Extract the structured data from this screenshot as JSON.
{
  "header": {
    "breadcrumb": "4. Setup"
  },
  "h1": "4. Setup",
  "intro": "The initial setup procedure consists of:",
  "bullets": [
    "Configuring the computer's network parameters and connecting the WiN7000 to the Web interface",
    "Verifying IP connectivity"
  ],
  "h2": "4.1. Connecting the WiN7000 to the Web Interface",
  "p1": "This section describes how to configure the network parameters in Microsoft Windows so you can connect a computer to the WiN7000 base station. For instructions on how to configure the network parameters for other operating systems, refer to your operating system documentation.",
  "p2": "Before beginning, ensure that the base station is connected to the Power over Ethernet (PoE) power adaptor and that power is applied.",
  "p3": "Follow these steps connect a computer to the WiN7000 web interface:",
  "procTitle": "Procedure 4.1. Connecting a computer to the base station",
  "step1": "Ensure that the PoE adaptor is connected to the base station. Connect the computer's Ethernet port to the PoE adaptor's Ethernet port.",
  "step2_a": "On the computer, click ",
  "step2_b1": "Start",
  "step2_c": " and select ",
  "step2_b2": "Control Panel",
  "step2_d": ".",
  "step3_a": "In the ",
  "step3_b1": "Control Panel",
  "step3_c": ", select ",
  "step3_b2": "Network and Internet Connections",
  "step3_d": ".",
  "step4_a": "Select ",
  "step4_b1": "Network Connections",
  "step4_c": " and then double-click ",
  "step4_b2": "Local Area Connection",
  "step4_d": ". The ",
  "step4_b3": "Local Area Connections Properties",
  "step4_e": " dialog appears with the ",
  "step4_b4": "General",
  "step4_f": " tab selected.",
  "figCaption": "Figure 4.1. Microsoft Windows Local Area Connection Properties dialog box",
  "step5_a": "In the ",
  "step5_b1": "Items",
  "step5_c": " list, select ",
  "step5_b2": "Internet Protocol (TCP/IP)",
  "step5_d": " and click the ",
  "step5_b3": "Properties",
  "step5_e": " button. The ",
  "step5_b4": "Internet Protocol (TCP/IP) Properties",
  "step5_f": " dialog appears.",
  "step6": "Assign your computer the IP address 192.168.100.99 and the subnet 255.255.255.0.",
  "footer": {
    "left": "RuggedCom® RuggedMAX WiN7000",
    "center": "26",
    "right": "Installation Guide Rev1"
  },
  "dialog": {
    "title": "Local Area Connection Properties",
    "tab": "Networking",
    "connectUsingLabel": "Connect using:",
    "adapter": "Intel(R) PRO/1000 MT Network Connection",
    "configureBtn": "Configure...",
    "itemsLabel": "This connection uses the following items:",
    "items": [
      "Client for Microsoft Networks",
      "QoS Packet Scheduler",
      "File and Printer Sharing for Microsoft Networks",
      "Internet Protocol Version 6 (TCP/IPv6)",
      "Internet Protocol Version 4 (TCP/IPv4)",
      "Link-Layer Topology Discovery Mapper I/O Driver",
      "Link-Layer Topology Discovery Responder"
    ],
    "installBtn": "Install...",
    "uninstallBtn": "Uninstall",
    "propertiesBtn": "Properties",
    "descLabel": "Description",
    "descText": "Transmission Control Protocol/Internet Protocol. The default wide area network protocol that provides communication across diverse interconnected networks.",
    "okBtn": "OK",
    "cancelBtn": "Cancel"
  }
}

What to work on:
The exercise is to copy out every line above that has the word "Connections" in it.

Answer to this task:
  "step3_b2": "Network and Internet Connections",
  "step4_b1": "Network Connections",
  "step4_b3": "Local Area Connections Properties",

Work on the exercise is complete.